▶ _To do_
Set down the material in full. Keep every line exactly as it is.

▶ _Records supplied_

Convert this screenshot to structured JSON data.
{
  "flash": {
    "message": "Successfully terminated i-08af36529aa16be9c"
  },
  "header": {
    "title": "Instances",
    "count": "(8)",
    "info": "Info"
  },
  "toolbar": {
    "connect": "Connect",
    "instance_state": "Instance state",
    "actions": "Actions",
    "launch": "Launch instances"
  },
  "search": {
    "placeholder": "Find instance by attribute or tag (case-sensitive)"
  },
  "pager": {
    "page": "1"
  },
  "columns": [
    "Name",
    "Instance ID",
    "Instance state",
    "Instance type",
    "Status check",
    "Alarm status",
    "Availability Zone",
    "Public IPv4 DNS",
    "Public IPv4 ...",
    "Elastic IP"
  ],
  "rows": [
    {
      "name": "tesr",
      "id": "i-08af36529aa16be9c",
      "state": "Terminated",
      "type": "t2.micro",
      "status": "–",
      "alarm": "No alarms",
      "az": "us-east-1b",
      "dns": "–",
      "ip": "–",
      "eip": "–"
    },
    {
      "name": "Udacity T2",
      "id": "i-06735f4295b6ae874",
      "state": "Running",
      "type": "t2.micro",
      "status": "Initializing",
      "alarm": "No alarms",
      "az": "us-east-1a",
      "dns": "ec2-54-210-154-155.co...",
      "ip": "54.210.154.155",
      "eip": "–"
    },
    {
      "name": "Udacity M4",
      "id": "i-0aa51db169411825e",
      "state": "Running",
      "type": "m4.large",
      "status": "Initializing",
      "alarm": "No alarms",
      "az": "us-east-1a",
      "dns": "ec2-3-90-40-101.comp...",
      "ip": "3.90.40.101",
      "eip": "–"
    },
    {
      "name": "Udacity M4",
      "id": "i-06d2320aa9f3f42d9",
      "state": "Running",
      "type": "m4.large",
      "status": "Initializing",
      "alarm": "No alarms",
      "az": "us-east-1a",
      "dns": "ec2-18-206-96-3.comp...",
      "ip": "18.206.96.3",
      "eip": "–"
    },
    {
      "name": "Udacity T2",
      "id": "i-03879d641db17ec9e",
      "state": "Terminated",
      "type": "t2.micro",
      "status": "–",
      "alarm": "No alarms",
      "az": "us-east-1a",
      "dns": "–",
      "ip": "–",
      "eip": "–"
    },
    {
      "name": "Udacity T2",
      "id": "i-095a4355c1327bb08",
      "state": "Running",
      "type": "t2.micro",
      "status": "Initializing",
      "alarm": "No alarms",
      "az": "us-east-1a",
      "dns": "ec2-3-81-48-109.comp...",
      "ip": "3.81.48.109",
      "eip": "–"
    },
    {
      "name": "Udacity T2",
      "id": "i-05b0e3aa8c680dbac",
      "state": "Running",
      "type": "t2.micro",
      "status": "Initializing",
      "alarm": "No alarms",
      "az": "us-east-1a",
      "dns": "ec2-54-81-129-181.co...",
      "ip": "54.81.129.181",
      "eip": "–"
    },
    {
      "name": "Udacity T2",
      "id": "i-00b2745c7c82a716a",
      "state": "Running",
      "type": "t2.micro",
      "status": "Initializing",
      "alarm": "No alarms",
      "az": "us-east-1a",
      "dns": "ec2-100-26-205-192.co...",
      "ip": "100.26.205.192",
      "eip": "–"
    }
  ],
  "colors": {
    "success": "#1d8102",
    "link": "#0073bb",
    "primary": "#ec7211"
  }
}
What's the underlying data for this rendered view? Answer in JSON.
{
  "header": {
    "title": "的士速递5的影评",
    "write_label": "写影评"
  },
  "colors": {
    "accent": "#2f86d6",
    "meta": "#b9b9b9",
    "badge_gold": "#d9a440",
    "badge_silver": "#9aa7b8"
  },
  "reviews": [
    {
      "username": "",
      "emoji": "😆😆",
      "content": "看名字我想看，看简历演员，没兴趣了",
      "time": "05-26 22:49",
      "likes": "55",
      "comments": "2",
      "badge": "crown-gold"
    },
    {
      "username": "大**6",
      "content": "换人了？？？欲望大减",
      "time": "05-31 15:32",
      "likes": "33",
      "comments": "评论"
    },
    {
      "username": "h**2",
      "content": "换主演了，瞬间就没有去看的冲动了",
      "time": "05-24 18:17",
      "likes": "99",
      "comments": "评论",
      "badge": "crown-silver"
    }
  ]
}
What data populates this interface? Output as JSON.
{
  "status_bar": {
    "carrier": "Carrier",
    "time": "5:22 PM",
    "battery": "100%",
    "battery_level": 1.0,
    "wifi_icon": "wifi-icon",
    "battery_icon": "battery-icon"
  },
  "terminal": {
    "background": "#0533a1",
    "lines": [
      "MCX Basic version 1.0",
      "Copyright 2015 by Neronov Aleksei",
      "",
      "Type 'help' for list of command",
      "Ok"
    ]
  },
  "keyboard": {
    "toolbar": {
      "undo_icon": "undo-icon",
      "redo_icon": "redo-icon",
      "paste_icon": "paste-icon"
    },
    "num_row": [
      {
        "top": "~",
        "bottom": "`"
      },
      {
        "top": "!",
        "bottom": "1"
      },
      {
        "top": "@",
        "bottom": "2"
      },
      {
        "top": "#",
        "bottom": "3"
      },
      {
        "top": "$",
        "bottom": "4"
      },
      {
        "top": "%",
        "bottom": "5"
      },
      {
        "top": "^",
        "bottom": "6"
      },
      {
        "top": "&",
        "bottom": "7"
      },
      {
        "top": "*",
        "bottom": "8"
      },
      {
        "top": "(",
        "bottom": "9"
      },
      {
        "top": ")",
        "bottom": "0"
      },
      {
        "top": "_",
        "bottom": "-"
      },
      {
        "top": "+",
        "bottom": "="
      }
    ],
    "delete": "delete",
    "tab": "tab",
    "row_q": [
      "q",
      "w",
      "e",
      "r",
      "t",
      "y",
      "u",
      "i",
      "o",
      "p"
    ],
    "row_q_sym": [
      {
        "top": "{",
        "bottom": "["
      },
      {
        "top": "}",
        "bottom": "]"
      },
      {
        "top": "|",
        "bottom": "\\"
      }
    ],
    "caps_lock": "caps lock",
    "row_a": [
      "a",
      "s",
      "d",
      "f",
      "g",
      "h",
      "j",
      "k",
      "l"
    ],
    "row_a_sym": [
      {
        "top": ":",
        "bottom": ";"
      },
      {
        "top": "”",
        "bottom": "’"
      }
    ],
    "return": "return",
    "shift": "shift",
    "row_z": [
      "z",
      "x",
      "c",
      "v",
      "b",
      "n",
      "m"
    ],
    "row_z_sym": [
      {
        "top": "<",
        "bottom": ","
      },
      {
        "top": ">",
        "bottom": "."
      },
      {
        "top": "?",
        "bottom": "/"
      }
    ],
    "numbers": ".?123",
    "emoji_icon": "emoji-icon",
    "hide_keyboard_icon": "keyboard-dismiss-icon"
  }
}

▶ _Exercise output_
Convert this screenshot to structured JSON data.
{
  "flash": {
    "message": "Successfully terminated i-08af36529aa16be9c"
  },
  "header": {
    "title": "Instances",
    "count": "(8)",
    "info": "Info"
  },
  "toolbar": {
    "connect": "Connect",
    "instance_state": "Instance state",
    "actions": "Actions",
    "launch": "Launch instances"
  },
  "search": {
    "placeholder": "Find instance by attribute or tag (case-sensitive)"
  },
  "pager": {
    "page": "1"
  },
  "columns": [
    "Name",
    "Instance ID",
    "Instance state",
    "Instance type",
    "Status check",
    "Alarm status",
    "Availability Zone",
    "Public IPv4 DNS",
    "Public IPv4 ...",
    "Elastic IP"
  ],
  "rows": [
    {
      "name": "tesr",
      "id": "i-08af36529aa16be9c",
      "state": "Terminated",
      "type": "t2.micro",
      "status": "–",
      "alarm": "No alarms",
      "az": "us-east-1b",
      "dns": "–",
      "ip": "–",
      "eip": "–"
    },
    {
      "name": "Udacity T2",
      "id": "i-06735f4295b6ae874",
      "state": "Running",
      "type": "t2.micro",
      "status": "Initializing",
      "alarm": "No alarms",
      "az": "us-east-1a",
      "dns": "ec2-54-210-154-155.co...",
      "ip": "54.210.154.155",
      "eip": "–"
    },
    {
      "name": "Udacity M4",
      "id": "i-0aa51db169411825e",
      "state": "Running",
      "type": "m4.large",
      "status": "Initializing",
      "alarm": "No alarms",
      "az": "us-east-1a",
      "dns": "ec2-3-90-40-101.comp...",
      "ip": "3.90.40.101",
      "eip": "–"
    },
    {
      "name": "Udacity M4",
      "id": "i-06d2320aa9f3f42d9",
      "state": "Running",
      "type": "m4.large",
      "status": "Initializing",
      "alarm": "No alarms",
      "az": "us-east-1a",
      "dns": "ec2-18-206-96-3.comp...",
      "ip": "18.206.96.3",
      "eip": "–"
    },
    {
      "name": "Udacity T2",
      "id": "i-03879d641db17ec9e",
      "state": "Terminated",
      "type": "t2.micro",
      "status": "–",
      "alarm": "No alarms",
      "az": "us-east-1a",
      "dns": "–",
      "ip": "–",
      "eip": "–"
    },
    {
      "name": "Udacity T2",
      "id": "i-095a4355c1327bb08",
      "state": "Running",
      "type": "t2.micro",
      "status": "Initializing",
      "alarm": "No alarms",
      "az": "us-east-1a",
      "dns": "ec2-3-81-48-109.comp...",
      "ip": "3.81.48.109",
      "eip": "–"
    },
    {
      "name": "Udacity T2",
      "id": "i-05b0e3aa8c680dbac",
      "state": "Running",
      "type": "t2.micro",
      "status": "Initializing",
      "alarm": "No alarms",
      "az": "us-east-1a",
      "dns": "ec2-54-81-129-181.co...",
      "ip": "54.81.129.181",
      "eip": "–"
    },
    {
      "name": "Udacity T2",
      "id": "i-00b2745c7c82a716a",
      "state": "Running",
      "type": "t2.micro",
      "status": "Initializing",
      "alarm": "No alarms",
      "az": "us-east-1a",
      "dns": "ec2-100-26-205-192.co...",
      "ip": "100.26.205.192",
      "eip": "–"
    }
  ],
  "colors": {
    "success": "#1d8102",
    "link": "#0073bb",
    "primary": "#ec7211"
  }
}
What's the underlying data for this rendered view? Answer in JSON.
{
  "header": {
    "title": "的士速递5的影评",
    "write_label": "写影评"
  },
  "colors": {
    "accent": "#2f86d6",
    "meta": "#b9b9b9",
    "badge_gold": "#d9a440",
    "badge_silver": "#9aa7b8"
  },
  "reviews": [
    {
      "username": "",
      "emoji": "😆😆",
      "content": "看名字我想看，看简历演员，没兴趣了",
      "time": "05-26 22:49",
      "likes": "55",
      "comments": "2",
      "badge": "crown-gold"
    },
    {
      "username": "大**6",
      "content": "换人了？？？欲望大减",
      "time": "05-31 15:32",
      "likes": "33",
      "comments": "评论"
    },
    {
      "username": "h**2",
      "content": "换主演了，瞬间就没有去看的冲动了",
      "time": "05-24 18:17",
      "likes": "99",
      "comments": "评论",
      "badge": "crown-silver"
    }
  ]
}
What data populates this interface? Output as JSON.
{
  "status_bar": {
    "carrier": "Carrier",
    "time": "5:22 PM",
    "battery": "100%",
    "battery_level": 1.0,
    "wifi_icon": "wifi-icon",
    "battery_icon": "battery-icon"
  },
  "terminal": {
    "background": "#0533a1",
    "lines": [
      "MCX Basic version 1.0",
      "Copyright 2015 by Neronov Aleksei",
      "",
      "Type 'help' for list of command",
      "Ok"
    ]
  },
  "keyboard": {
    "toolbar": {
      "undo_icon": "undo-icon",
      "redo_icon": "redo-icon",
      "paste_icon": "paste-icon"
    },
    "num_row": [
      {
        "top": "~",
        "bottom": "`"
      },
      {
        "top": "!",
        "bottom": "1"
      },
      {
        "top": "@",
        "bottom": "2"
      },
      {
        "top": "#",
        "bottom": "3"
      },
      {
        "top": "$",
        "bottom": "4"
      },
      {
        "top": "%",
        "bottom": "5"
      },
      {
        "top": "^",
        "bottom": "6"
      },
      {
        "top": "&",
        "bottom": "7"
      },
      {
        "top": "*",
        "bottom": "8"
      },
      {
        "top": "(",
        "bottom": "9"
      },
      {
        "top": ")",
        "bottom": "0"
      },
      {
        "top": "_",
        "bottom": "-"
      },
      {
        "top": "+",
        "bottom": "="
      }
    ],
    "delete": "delete",
    "tab": "tab",
    "row_q": [
      "q",
      "w",
      "e",
      "r",
      "t",
      "y",
      "u",
      "i",
      "o",
      "p"
    ],
    "row_q_sym": [
      {
        "top": "{",
        "bottom": "["
      },
      {
        "top": "}",
        "bottom": "]"
      },
      {
        "top": "|",
        "bottom": "\\"
      }
    ],
    "caps_lock": "caps lock",
    "row_a": [
      "a",
      "s",
      "d",
      "f",
      "g",
      "h",
      "j",
      "k",
      "l"
    ],
    "row_a_sym": [
      {
        "top": ":",
        "bottom": ";"
      },
      {
        "top": "”",
        "bottom": "’"
      }
    ],
    "return": "return",
    "shift": "shift",
    "row_z": [
      "z",
      "x",
      "c",
      "v",
      "b",
      "n",
      "m"
    ],
    "row_z_sym": [
      {
        "top": "<",
        "bottom": ","
      },
      {
        "top": ">",
        "bottom": "."
      },
      {
        "top": "?",
        "bottom": "/"
      }
    ],
    "numbers": ".?123",
    "emoji_icon": "emoji-icon",
    "hide_keyboard_icon": "keyboard-dismiss-icon"
  }
}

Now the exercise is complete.